- [Directions] Each line below should be repeated exactly, but no picture should be carried over.

- [Supplied material]
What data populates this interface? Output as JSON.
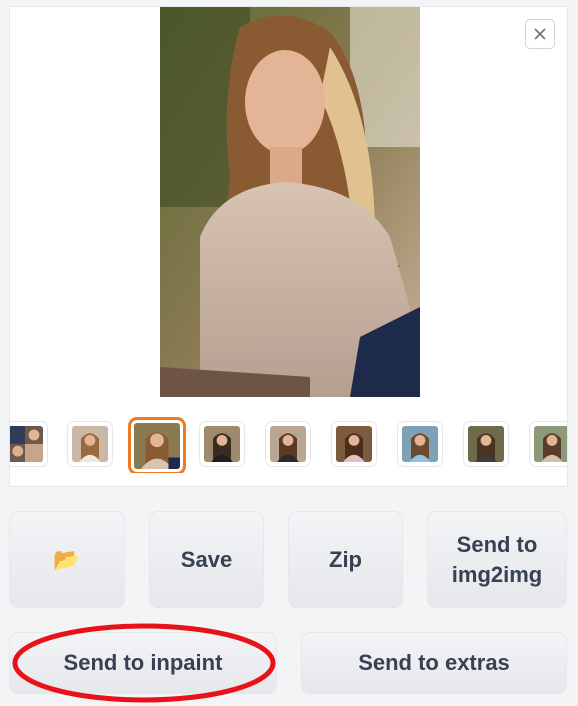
{
  "gallery": {
    "close_icon": "close-icon",
    "selected_index": 1,
    "thumbnail_count": 9
  },
  "buttons": {
    "folder_icon": "📂",
    "save": "Save",
    "zip": "Zip",
    "send_to_img2img_line1": "Send to",
    "send_to_img2img_line2": "img2img",
    "send_to_inpaint": "Send to inpaint",
    "send_to_extras": "Send to extras"
  },
  "colors": {
    "selected_thumb_border": "#f07b1f",
    "annotation_ellipse": "#e8131a",
    "button_text": "#374151"
  }
}
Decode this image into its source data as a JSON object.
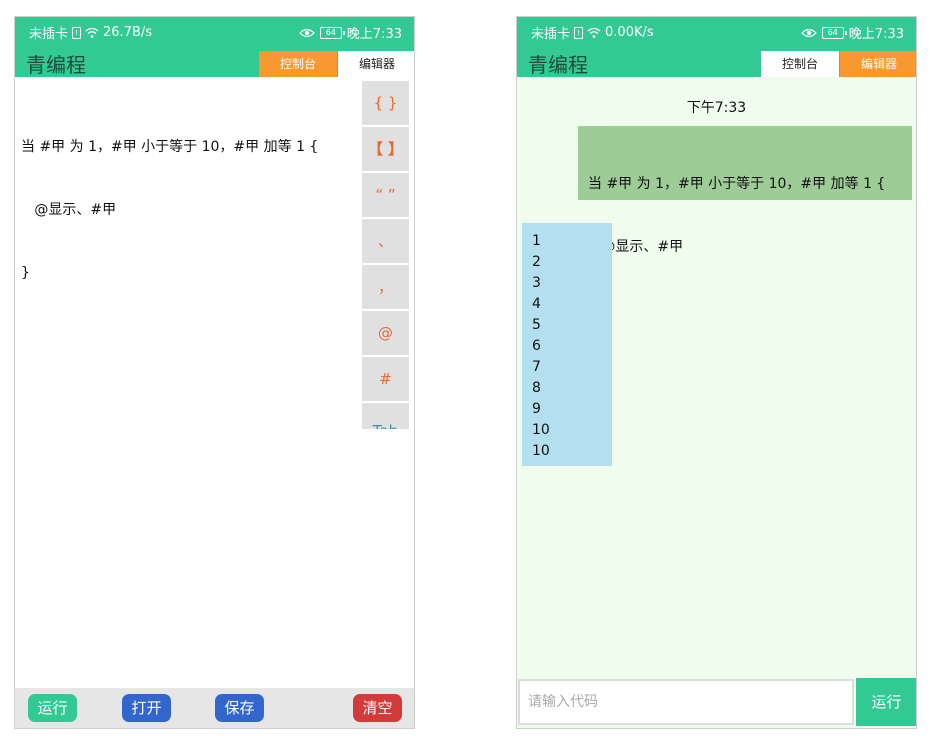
{
  "app_title": "青编程",
  "colors": {
    "green": "#33c994",
    "orange": "#f9982f",
    "blue": "#3366cc",
    "red": "#d33a3a",
    "console_bg": "#f0fdee",
    "sent_bubble": "#9dcc97",
    "output_bubble": "#b3dfee"
  },
  "icons": [
    "sim-icon",
    "wifi-icon",
    "eye-icon",
    "battery-icon"
  ],
  "editor_screen": {
    "status": {
      "carrier": "未插卡",
      "speed": "26.7B/s",
      "battery": "64",
      "time": "晚上7:33"
    },
    "tabs": {
      "console": "控制台",
      "editor": "编辑器"
    },
    "code_lines": [
      "当 #甲 为 1，#甲 小于等于 10，#甲 加等 1 {",
      "   @显示、#甲",
      "}"
    ],
    "quick_keys": [
      "{ }",
      "【 】",
      "“ ”",
      "、",
      "，",
      "@",
      "#",
      "Tab"
    ],
    "buttons": {
      "run": "运行",
      "open": "打开",
      "save": "保存",
      "clear": "清空"
    }
  },
  "console_screen": {
    "status": {
      "carrier": "未插卡",
      "speed": "0.00K/s",
      "battery": "64",
      "time": "晚上7:33"
    },
    "tabs": {
      "console": "控制台",
      "editor": "编辑器"
    },
    "timestamp": "下午7:33",
    "sent_code_lines": [
      "当 #甲 为 1，#甲 小于等于 10，#甲 加等 1 {",
      "   @显示、#甲",
      "}"
    ],
    "output_lines": [
      "1",
      "2",
      "3",
      "4",
      "5",
      "6",
      "7",
      "8",
      "9",
      "10",
      "10"
    ],
    "input_placeholder": "请输入代码",
    "run_label": "运行"
  }
}
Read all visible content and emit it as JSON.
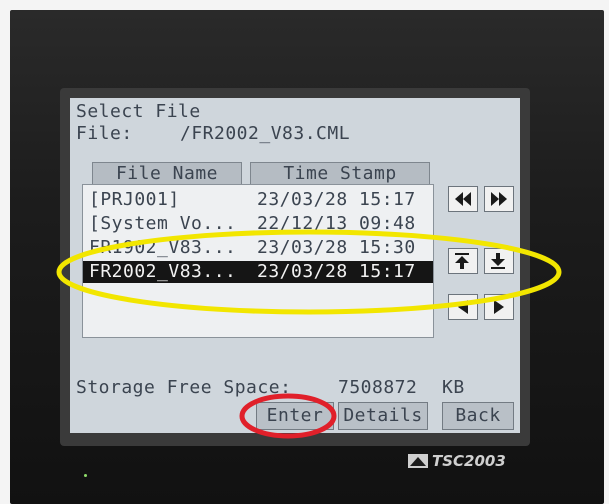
{
  "screen": {
    "title": "Select File",
    "file_label": "File:",
    "file_value": "/FR2002_V83.CML",
    "columns": {
      "name": "File Name",
      "time": "Time Stamp"
    },
    "rows": [
      {
        "name": "[PRJ001]",
        "time": "23/03/28 15:17",
        "selected": false
      },
      {
        "name": "[System Vo...",
        "time": "22/12/13 09:48",
        "selected": false
      },
      {
        "name": "FR1902_V83...",
        "time": "23/03/28 15:30",
        "selected": false
      },
      {
        "name": "FR2002_V83...",
        "time": "23/03/28 15:17",
        "selected": true
      }
    ],
    "storage_label": "Storage Free Space:",
    "storage_value": "7508872",
    "storage_unit": "KB",
    "buttons": {
      "enter": "Enter",
      "details": "Details",
      "back": "Back"
    }
  },
  "device": {
    "model": "TSC2003"
  },
  "colors": {
    "screen_bg": "#cfd6dc",
    "text": "#3b4450",
    "selection_bg": "#151515",
    "annotation_yellow": "#f2e600",
    "annotation_red": "#e0202a"
  },
  "icons": {
    "nav": [
      "first-page-icon",
      "last-page-icon",
      "scroll-top-icon",
      "scroll-bottom-icon",
      "prev-icon",
      "next-icon"
    ]
  }
}
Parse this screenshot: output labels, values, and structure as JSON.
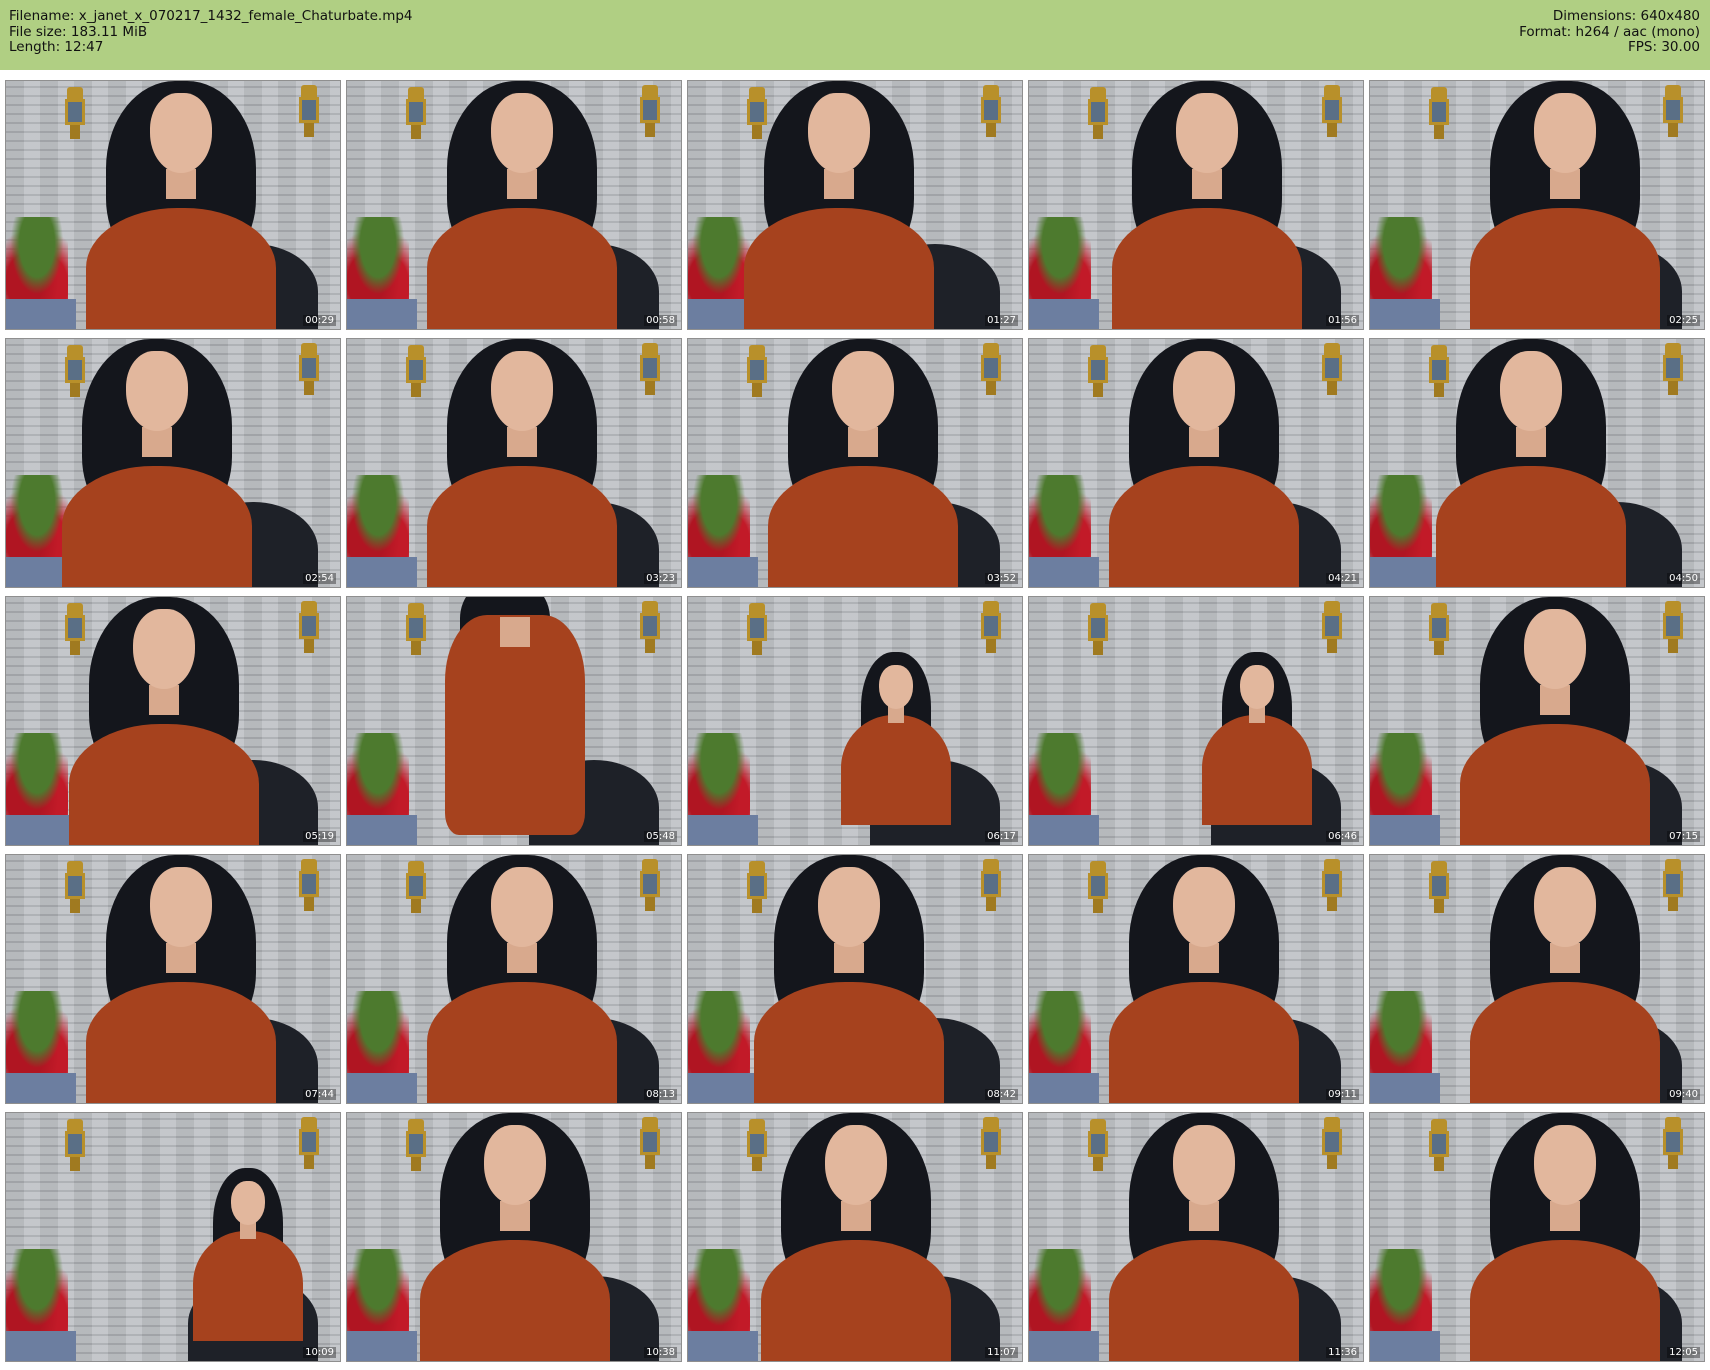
{
  "header": {
    "filename": "Filename: x_janet_x_070217_1432_female_Chaturbate.mp4",
    "filesize": "File size: 183.11 MiB",
    "length": "Length: 12:47",
    "dimensions": "Dimensions: 640x480",
    "format": "Format: h264 / aac (mono)",
    "fps": "FPS: 30.00"
  },
  "thumbnails": [
    {
      "time": "00:29",
      "pose": "sit",
      "x": 0.52
    },
    {
      "time": "00:58",
      "pose": "sit",
      "x": 0.52
    },
    {
      "time": "01:27",
      "pose": "sit",
      "x": 0.45
    },
    {
      "time": "01:56",
      "pose": "sit",
      "x": 0.53
    },
    {
      "time": "02:25",
      "pose": "sit",
      "x": 0.58
    },
    {
      "time": "02:54",
      "pose": "sit",
      "x": 0.45
    },
    {
      "time": "03:23",
      "pose": "sit",
      "x": 0.52
    },
    {
      "time": "03:52",
      "pose": "sit",
      "x": 0.52
    },
    {
      "time": "04:21",
      "pose": "sit",
      "x": 0.52
    },
    {
      "time": "04:50",
      "pose": "sit",
      "x": 0.48
    },
    {
      "time": "05:19",
      "pose": "sit",
      "x": 0.47
    },
    {
      "time": "05:48",
      "pose": "stand",
      "x": 0.5
    },
    {
      "time": "06:17",
      "pose": "recline",
      "x": 0.62
    },
    {
      "time": "06:46",
      "pose": "recline",
      "x": 0.68
    },
    {
      "time": "07:15",
      "pose": "sit",
      "x": 0.55
    },
    {
      "time": "07:44",
      "pose": "sit",
      "x": 0.52
    },
    {
      "time": "08:13",
      "pose": "sit",
      "x": 0.52
    },
    {
      "time": "08:42",
      "pose": "sit",
      "x": 0.48
    },
    {
      "time": "09:11",
      "pose": "sit",
      "x": 0.52
    },
    {
      "time": "09:40",
      "pose": "sit",
      "x": 0.58
    },
    {
      "time": "10:09",
      "pose": "recline",
      "x": 0.72
    },
    {
      "time": "10:38",
      "pose": "sit",
      "x": 0.5
    },
    {
      "time": "11:07",
      "pose": "sit",
      "x": 0.5
    },
    {
      "time": "11:36",
      "pose": "sit",
      "x": 0.52
    },
    {
      "time": "12:05",
      "pose": "sit",
      "x": 0.58
    }
  ]
}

- [Result of the exercise]
What data populates this interface? Output as JSON.
{
  "gallery": {
    "close_icon": "close-icon",
    "selected_index": 1,
    "thumbnail_count": 9
  },
  "buttons": {
    "folder_icon": "📂",
    "save": "Save",
    "zip": "Zip",
    "send_to_img2img_line1": "Send to",
    "send_to_img2img_line2": "img2img",
    "send_to_inpaint": "Send to inpaint",
    "send_to_extras": "Send to extras"
  },
  "colors": {
    "selected_thumb_border": "#f07b1f",
    "annotation_ellipse": "#e8131a",
    "button_text": "#374151"
  }
}
Decode this image into its source data as a JSON object.
{
  "app_title": "青编程",
  "colors": {
    "green": "#33c994",
    "orange": "#f9982f",
    "blue": "#3366cc",
    "red": "#d33a3a",
    "console_bg": "#f0fdee",
    "sent_bubble": "#9dcc97",
    "output_bubble": "#b3dfee"
  },
  "icons": [
    "sim-icon",
    "wifi-icon",
    "eye-icon",
    "battery-icon"
  ],
  "editor_screen": {
    "status": {
      "carrier": "未插卡",
      "speed": "26.7B/s",
      "battery": "64",
      "time": "晚上7:33"
    },
    "tabs": {
      "console": "控制台",
      "editor": "编辑器"
    },
    "code_lines": [
      "当 #甲 为 1，#甲 小于等于 10，#甲 加等 1 {",
      "   @显示、#甲",
      "}"
    ],
    "quick_keys": [
      "{ }",
      "【 】",
      "“ ”",
      "、",
      "，",
      "@",
      "#",
      "Tab"
    ],
    "buttons": {
      "run": "运行",
      "open": "打开",
      "save": "保存",
      "clear": "清空"
    }
  },
  "console_screen": {
    "status": {
      "carrier": "未插卡",
      "speed": "0.00K/s",
      "battery": "64",
      "time": "晚上7:33"
    },
    "tabs": {
      "console": "控制台",
      "editor": "编辑器"
    },
    "timestamp": "下午7:33",
    "sent_code_lines": [
      "当 #甲 为 1，#甲 小于等于 10，#甲 加等 1 {",
      "   @显示、#甲",
      "}"
    ],
    "output_lines": [
      "1",
      "2",
      "3",
      "4",
      "5",
      "6",
      "7",
      "8",
      "9",
      "10",
      "10"
    ],
    "input_placeholder": "请输入代码",
    "run_label": "运行"
  }
}
Read all visible content and emit it as JSON.
{
  "screen": {
    "title": "Select File",
    "file_label": "File:",
    "file_value": "/FR2002_V83.CML",
    "columns": {
      "name": "File Name",
      "time": "Time Stamp"
    },
    "rows": [
      {
        "name": "[PRJ001]",
        "time": "23/03/28 15:17",
        "selected": false
      },
      {
        "name": "[System Vo...",
        "time": "22/12/13 09:48",
        "selected": false
      },
      {
        "name": "FR1902_V83...",
        "time": "23/03/28 15:30",
        "selected": false
      },
      {
        "name": "FR2002_V83...",
        "time": "23/03/28 15:17",
        "selected": true
      }
    ],
    "storage_label": "Storage Free Space:",
    "storage_value": "7508872",
    "storage_unit": "KB",
    "buttons": {
      "enter": "Enter",
      "details": "Details",
      "back": "Back"
    }
  },
  "device": {
    "model": "TSC2003"
  },
  "colors": {
    "screen_bg": "#cfd6dc",
    "text": "#3b4450",
    "selection_bg": "#151515",
    "annotation_yellow": "#f2e600",
    "annotation_red": "#e0202a"
  },
  "icons": {
    "nav": [
      "first-page-icon",
      "last-page-icon",
      "scroll-top-icon",
      "scroll-bottom-icon",
      "prev-icon",
      "next-icon"
    ]
  }
}
Parse this screenshot: output labels, values, and structure as JSON.
{
  "header": {
    "filename": "Filename: x_janet_x_070217_1432_female_Chaturbate.mp4",
    "filesize": "File size: 183.11 MiB",
    "length": "Length: 12:47",
    "dimensions": "Dimensions: 640x480",
    "format": "Format: h264 / aac (mono)",
    "fps": "FPS: 30.00"
  },
  "thumbnails": [
    {
      "time": "00:29",
      "pose": "sit",
      "x": 0.52
    },
    {
      "time": "00:58",
      "pose": "sit",
      "x": 0.52
    },
    {
      "time": "01:27",
      "pose": "sit",
      "x": 0.45
    },
    {
      "time": "01:56",
      "pose": "sit",
      "x": 0.53
    },
    {
      "time": "02:25",
      "pose": "sit",
      "x": 0.58
    },
    {
      "time": "02:54",
      "pose": "sit",
      "x": 0.45
    },
    {
      "time": "03:23",
      "pose": "sit",
      "x": 0.52
    },
    {
      "time": "03:52",
      "pose": "sit",
      "x": 0.52
    },
    {
      "time": "04:21",
      "pose": "sit",
      "x": 0.52
    },
    {
      "time": "04:50",
      "pose": "sit",
      "x": 0.48
    },
    {
      "time": "05:19",
      "pose": "sit",
      "x": 0.47
    },
    {
      "time": "05:48",
      "pose": "stand",
      "x": 0.5
    },
    {
      "time": "06:17",
      "pose": "recline",
      "x": 0.62
    },
    {
      "time": "06:46",
      "pose": "recline",
      "x": 0.68
    },
    {
      "time": "07:15",
      "pose": "sit",
      "x": 0.55
    },
    {
      "time": "07:44",
      "pose": "sit",
      "x": 0.52
    },
    {
      "time": "08:13",
      "pose": "sit",
      "x": 0.52
    },
    {
      "time": "08:42",
      "pose": "sit",
      "x": 0.48
    },
    {
      "time": "09:11",
      "pose": "sit",
      "x": 0.52
    },
    {
      "time": "09:40",
      "pose": "sit",
      "x": 0.58
    },
    {
      "time": "10:09",
      "pose": "recline",
      "x": 0.72
    },
    {
      "time": "10:38",
      "pose": "sit",
      "x": 0.5
    },
    {
      "time": "11:07",
      "pose": "sit",
      "x": 0.5
    },
    {
      "time": "11:36",
      "pose": "sit",
      "x": 0.52
    },
    {
      "time": "12:05",
      "pose": "sit",
      "x": 0.58
    }
  ]
}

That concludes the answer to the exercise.